The Explorer is the first commercial helicopter with an all-composite, bearingless main rotor using a flexbeam and blade system. "The rotor system has been relatively trouble-free: the main issue has been getting the composite parts built. Otherwise, apart from adjustments to the stiffness of the rotor dampeners, it has been straightforward," says Sampatacos.
Much of the testing has concentrated on the flexbeam, which connects the blade to the hub. Developed originally from the Helicopter Advanced Rotor Programme (HARP), and later fine-tuned in a joint NASA/McDonnell Douglas technology effort, the Explorer's flexbeam is made from a glass fibre-reinforced-plastic composite material like the blade, and is sheathed in a carbon-fibre-composite pitchcase. Toughened resins are used in all the composite elements, while the hub and damper caps are made from aluminium. The leading edges of the blades, which have parabolically swept tips, are protected with a titanium sheath.

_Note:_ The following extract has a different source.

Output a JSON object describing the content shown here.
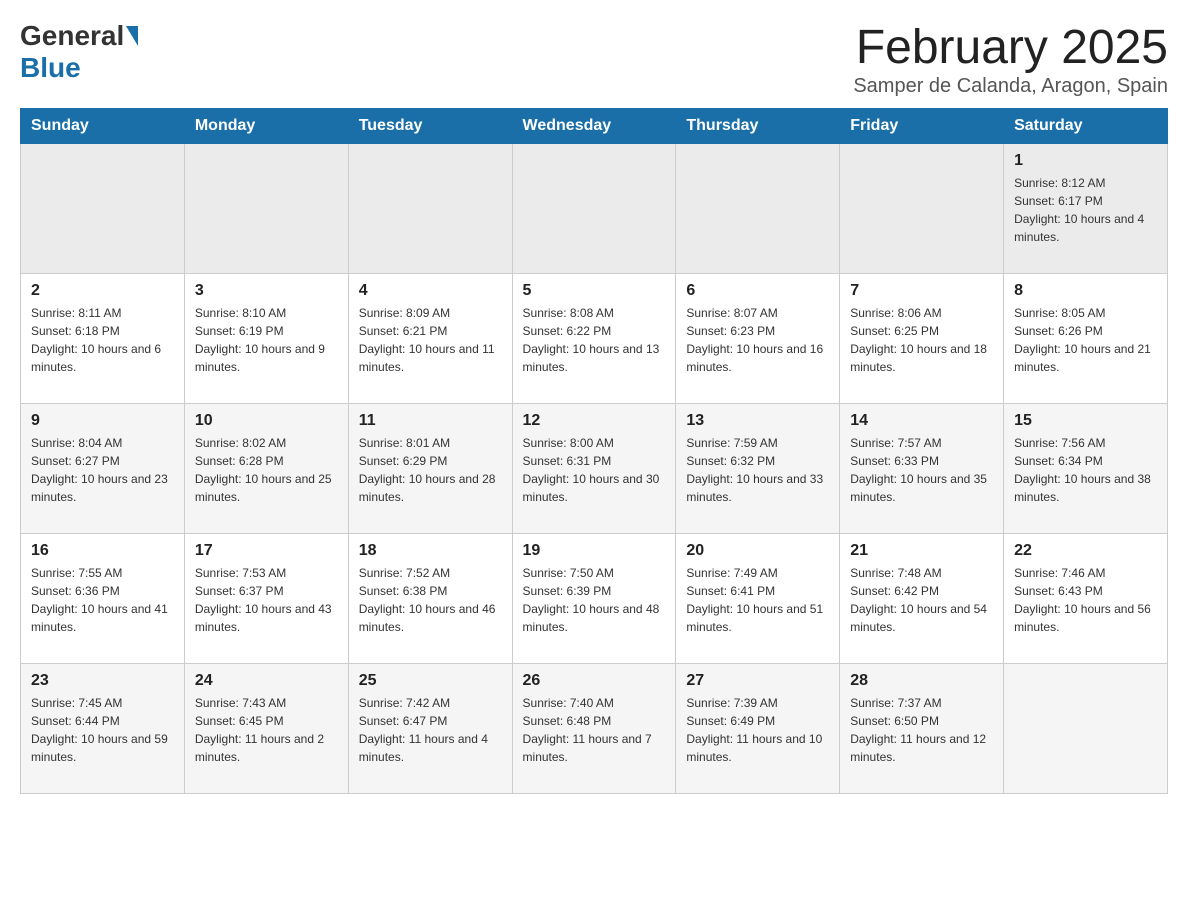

"One big advantage of the CAD system was that we could design the cockpit from the pilot's eye," says Sampatacos, who adds that adjustable seats "...keep the design eye in about the right position for different heights". A compact integrated instrument-display system (IIDS) is designed to keep the cockpit uncluttered and give an exceptionally large forward view.
The AlliedSignal-designed IIDS is composed of twin liquid-crystal displays. These show a wide range of data, ranging from health-monitoring and maintenance advisories to cargo-hook displays and rotor-track and balance solutions. The left-hand display shows a pictogram of the engines and fuel status. "There was so much available with the IIDS that we persuaded the Federal Aviation Administration that we didn't need a master caution and warning panel, which is a bit of a bonus," Sampatacos adds.
Power management of the two P&WC 206A (or Turbomeca Arrius 2C turboshafts as an option from aircraft No.129) is achieved with simple cockpit controls and a full-authority digital engine-control (FADEC) system. Each engine is controlled by a switch with four positions: off, idle, fly and train. Idle runs at 60-65% RPM, fly at 100% and train (for training) at 90-92%.
Following Blue Team recommendations, a back-up mechanical throttle was located on the collective in case of a FADEC failure. By selecting the centre detent on the twist grip, the pilot takes over control of the engine from the FADEC by controlling fuel flow. A red button mounted on the lever can be pressed to re-activate the FADEC.
Crew training has begun in earnest for the operators of the first 20 Explorers expected to be delivered in 1995. Some 36 are due to be handed over in 1996 and 48 in 1997, after which the same rate will be maintained.
Source: Flight International